October 1, 2014 – Today, Community of Hope joins an unprecedented public health initiative created by a public-private partnership of national, local and corporate partners, in order to improve birth outcomes and lower the infant mortality rate (IMR) in the District of Columbia to 5.0 deaths per 1,000 live births by 2020.
June 26, 2014, Washington, DC – Community of Hope and Walmart are hosting HopeFest on Saturday June 28, 2014 from 12 to 4pm at the Conway Health and Resource Center at 4 Atlantic Street SW. One thousand participants are expected.
June 24, 2014, Washington, DC – Community of Hope is pleased to announce that it has been selected as one of The Washington Post 150 Top Workplaces. The Top Workplaces are determined based solely on employee feedback.
COH IN THE NEWS
Al Jazeera, December 25, 2015 – Al Jazeera clip on the importance of Permanent Supportive Housing and ending homelessness in DC.
The Washington Post, December 22, 2015 - A 3-year-old is standing in the doorway of a community room at a nursing home in Northeast Washington. He has a jingle bell on a ribbon looped around his neck and a quizzical look on his face. A group of elderly residents is seated at a table.
Al Jazeera, December 18, 2015 - In part five of ‘America left behind,’ Al Jazeera explores why the US is failing to reduce its maternal death rate
The Washington Post, December 16, 2015 - You recognize an eviction the moment you see its aftermath: the possessions stacked on the sidewalk, the intensely personal suddenly made very public. “I hate it when I see it. I hate to see people’s stuff sitting out on the street,” said Rosemary Yorn, 51.
The Washington Post, December 8, 2015 - It’s been almost a year since Karen Moore died, but talking with her husband and her daughters, it’s almost as if she were still in the room. “Everything you see here now is a direct result of Karen,” said Clyde Moore, 55, as we talked at Community of Hope in Southeast Washington, a partner in The Washington Post Helping Hand charity fundraising campaign.

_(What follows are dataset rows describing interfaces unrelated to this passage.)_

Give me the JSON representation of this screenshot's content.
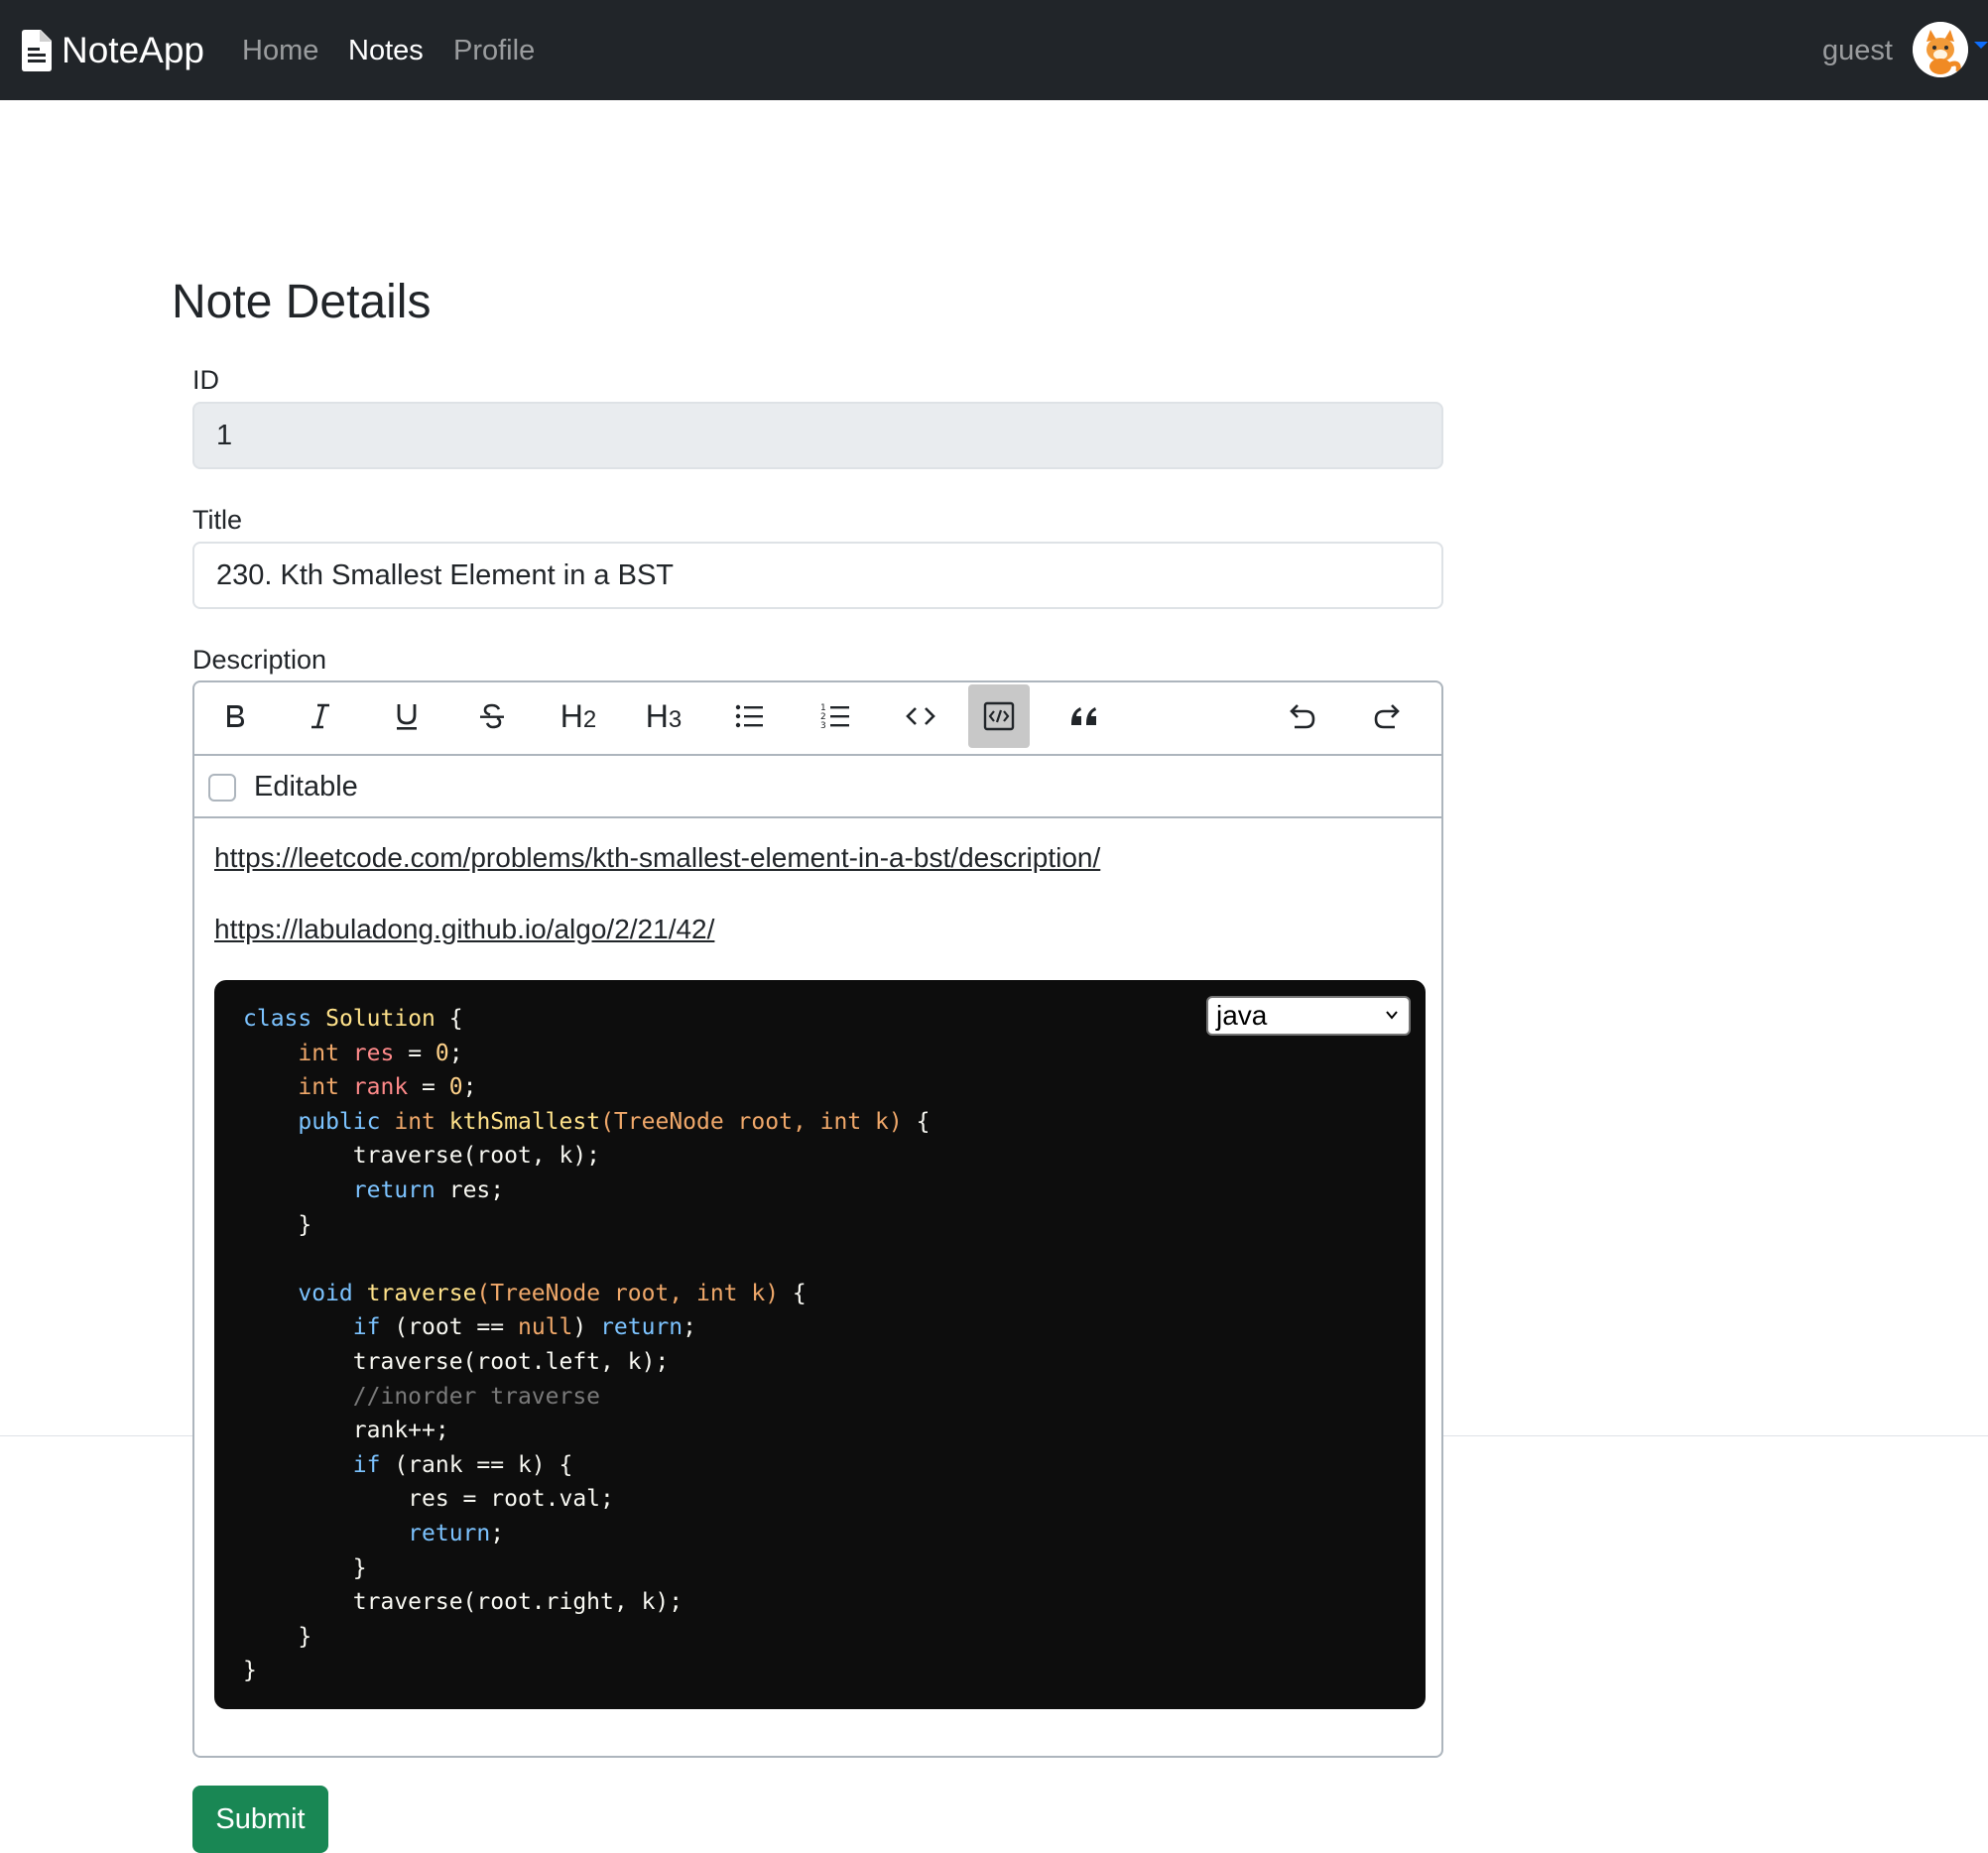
{
  "navbar": {
    "brand": "NoteApp",
    "links": [
      "Home",
      "Notes",
      "Profile"
    ],
    "active_link": "Notes",
    "user": "guest"
  },
  "page": {
    "title": "Note Details"
  },
  "form": {
    "id_label": "ID",
    "id_value": "1",
    "title_label": "Title",
    "title_value": "230. Kth Smallest Element in a BST",
    "description_label": "Description",
    "editable_label": "Editable",
    "editable_checked": false,
    "submit_label": "Submit"
  },
  "toolbar": {
    "buttons": [
      "bold-icon",
      "italic-icon",
      "underline-icon",
      "strikethrough-icon",
      "H2",
      "H3",
      "bullet-list-icon",
      "ordered-list-icon",
      "code-icon",
      "code-block-icon",
      "blockquote-icon",
      "undo-icon",
      "redo-icon"
    ],
    "active": "code-block-icon"
  },
  "description": {
    "links": [
      "https://leetcode.com/problems/kth-smallest-element-in-a-bst/description/",
      "https://labuladong.github.io/algo/2/21/42/"
    ],
    "code_language": "java"
  },
  "colors": {
    "navbar_bg": "#212529",
    "submit_bg": "#198754",
    "code_bg": "#0d0d0d",
    "active_toolbar_bg": "#c8c8c8"
  }
}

The Washington Post, November 30, 2015 - For want of a fuel pump, the car was lost. For want of a car, the job was lost. For want of a job, the home was lost. For want of a home, the self-respect was lost. The question Joseph Marshall asked himself was: Could he get his self-respect back and reverse the chain of events that had forced his young family into the shelter at D.C. General?